Mentioned by

blogs
1 blog
twitter
9 tweeters

Citations

dimensions_citation
118 Dimensions

Readers on

mendeley
2 Mendeley
Title
Measurement of the inelastic proton–proton cross-section at √s=7 TeV with the ATLAS detector
Published in
Nature Communications, September 2011
DOI 10.1038/ncomms1472
Pubmed ID
Abstract

The dependence of the rate of proton-proton interactions on the centre-of-mass collision energy, √s, is of fundamental importance for both hadron collider physics and particle astrophysics. The dependence cannot yet be calculated from first principles; therefore, experimental measurements are needed. Here we present the first measurement of the inelastic proton-proton interaction cross-section at a centre-of-mass energy, √s, of 7 TeV using the ATLAS detector at the Large Hadron Collider. Events are selected by requiring hits on scintillation counters mounted in the forward region of the detector. An inelastic cross-section of 60.3 ± 2.1 mb is measured for ξ > 5×10⁻⁶, where ξ is calculated from the invariant mass, M(X), of hadrons selected using the largest rapidity gap in the event. For diffractive events, this corresponds to requiring at least one of the dissociation masses to be larger than 15.7 GeV.

Twitter Demographics

The data shown below were collected from the profiles of 9 tweeters who shared this research output. Click here to find out more about how the information was compiled.

Mendeley readers

The data shown below were compiled from readership statistics for 2 Mendeley readers of this research output. Click here to see the associated Mendeley record.

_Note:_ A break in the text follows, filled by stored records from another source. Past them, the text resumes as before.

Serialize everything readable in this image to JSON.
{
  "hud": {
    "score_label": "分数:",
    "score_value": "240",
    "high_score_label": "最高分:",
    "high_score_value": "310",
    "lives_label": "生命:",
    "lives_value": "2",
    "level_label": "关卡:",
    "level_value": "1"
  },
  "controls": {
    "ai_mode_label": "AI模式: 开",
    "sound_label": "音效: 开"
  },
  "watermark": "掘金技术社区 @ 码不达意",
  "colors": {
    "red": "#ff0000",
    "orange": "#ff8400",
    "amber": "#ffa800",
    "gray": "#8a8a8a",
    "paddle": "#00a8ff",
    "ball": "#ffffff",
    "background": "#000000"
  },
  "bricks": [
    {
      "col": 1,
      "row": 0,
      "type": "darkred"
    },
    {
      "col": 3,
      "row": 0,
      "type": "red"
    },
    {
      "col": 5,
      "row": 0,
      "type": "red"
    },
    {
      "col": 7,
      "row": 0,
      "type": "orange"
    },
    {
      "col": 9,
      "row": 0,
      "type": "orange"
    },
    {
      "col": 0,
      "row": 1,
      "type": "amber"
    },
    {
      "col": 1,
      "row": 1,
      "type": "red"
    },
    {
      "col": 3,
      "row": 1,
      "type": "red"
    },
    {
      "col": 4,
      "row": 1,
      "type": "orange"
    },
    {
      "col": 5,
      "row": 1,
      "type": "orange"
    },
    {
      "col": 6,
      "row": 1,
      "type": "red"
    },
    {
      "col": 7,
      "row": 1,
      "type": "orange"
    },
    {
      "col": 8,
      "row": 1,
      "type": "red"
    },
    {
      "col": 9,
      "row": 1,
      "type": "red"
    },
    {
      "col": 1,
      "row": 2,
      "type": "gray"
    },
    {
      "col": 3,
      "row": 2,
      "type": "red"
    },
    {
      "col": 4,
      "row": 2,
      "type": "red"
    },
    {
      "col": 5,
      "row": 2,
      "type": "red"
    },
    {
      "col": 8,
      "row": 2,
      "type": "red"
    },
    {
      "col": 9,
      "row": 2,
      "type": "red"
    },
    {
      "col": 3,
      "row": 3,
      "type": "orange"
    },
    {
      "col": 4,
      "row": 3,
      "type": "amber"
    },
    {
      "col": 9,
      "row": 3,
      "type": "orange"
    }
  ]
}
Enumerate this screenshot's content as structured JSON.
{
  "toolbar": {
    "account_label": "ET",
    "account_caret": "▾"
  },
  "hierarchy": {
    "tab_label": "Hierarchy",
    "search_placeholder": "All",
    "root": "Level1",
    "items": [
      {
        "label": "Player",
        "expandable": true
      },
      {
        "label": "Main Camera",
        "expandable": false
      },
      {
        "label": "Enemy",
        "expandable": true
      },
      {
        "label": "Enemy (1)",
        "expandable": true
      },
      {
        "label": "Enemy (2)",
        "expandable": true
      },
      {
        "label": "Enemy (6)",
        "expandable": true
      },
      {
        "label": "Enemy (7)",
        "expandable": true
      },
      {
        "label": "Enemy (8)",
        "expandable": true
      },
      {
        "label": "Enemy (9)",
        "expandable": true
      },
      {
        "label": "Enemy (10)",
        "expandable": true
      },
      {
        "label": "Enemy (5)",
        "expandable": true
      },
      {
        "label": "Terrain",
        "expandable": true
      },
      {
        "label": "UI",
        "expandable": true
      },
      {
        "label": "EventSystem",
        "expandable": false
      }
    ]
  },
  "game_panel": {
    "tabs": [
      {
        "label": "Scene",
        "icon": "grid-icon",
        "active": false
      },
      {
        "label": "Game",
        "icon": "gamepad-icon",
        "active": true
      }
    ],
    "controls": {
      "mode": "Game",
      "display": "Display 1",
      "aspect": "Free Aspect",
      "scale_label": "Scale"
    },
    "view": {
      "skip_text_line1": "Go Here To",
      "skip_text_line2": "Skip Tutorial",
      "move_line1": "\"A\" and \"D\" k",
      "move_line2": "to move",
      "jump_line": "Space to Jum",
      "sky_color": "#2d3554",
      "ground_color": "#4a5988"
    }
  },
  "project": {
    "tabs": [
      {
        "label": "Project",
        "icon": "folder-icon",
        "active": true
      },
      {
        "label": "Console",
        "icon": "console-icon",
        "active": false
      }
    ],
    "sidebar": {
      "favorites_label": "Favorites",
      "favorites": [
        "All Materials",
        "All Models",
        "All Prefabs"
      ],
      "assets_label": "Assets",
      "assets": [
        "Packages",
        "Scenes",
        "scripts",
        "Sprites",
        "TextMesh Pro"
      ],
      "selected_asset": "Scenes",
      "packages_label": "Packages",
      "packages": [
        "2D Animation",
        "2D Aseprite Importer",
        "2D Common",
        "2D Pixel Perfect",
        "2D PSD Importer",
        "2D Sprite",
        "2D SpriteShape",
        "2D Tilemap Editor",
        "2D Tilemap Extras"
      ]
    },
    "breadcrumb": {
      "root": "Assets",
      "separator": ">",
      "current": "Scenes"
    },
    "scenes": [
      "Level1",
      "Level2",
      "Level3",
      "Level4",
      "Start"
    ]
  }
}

Geographical breakdown

Country Count As %
Unknown 2 100%

Demographic breakdown

Readers by professional status Count As %
Student > Bachelor 1 50%
Student > Master 1 50%
Readers by discipline Count As %
Mathematics 1 50%
Business, Management and Accounting 1 50%

Attention Score in Context

This research output has an Altmetric Attention Score of 12. This is our high-level measure of the quality and quantity of online attention that it has received. This Attention Score, as well as the ranking and number of research outputs shown below, was calculated when the research output was last mentioned on 22 June 2017.
All research outputs
#1,303,556
of 13,191,175 outputs
Outputs from Nature Communications
#11,994
of 23,139 outputs
Outputs of similar age
#9,514
of 91,476 outputs
Outputs of similar age from Nature Communications
#117
of 343 outputs
Altmetric has tracked 13,191,175 research outputs across all sources so far. Compared to these this one has done particularly well and is in the 90th percentile: it's in the top 10% of all research outputs ever tracked by Altmetric.
So far Altmetric has tracked 23,139 research outputs from this source. They typically receive a lot more attention than average, with a mean Attention Score of 47.0. This one is in the 47th percentile – i.e., 47% of its peers scored the same or lower than it.
Older research outputs will score higher simply because they've had more time to accumulate mentions. To account for age we can compare this Altmetric Attention Score to the 91,476 tracked outputs that were published within six weeks on either side of this one in any source. This one has done well, scoring higher than 89% of its contemporaries.
We're also able to compare this research output to 343 others from the same source and published within six weeks on either side of this one. This one has gotten more attention than average, scoring higher than 65% of its contemporaries.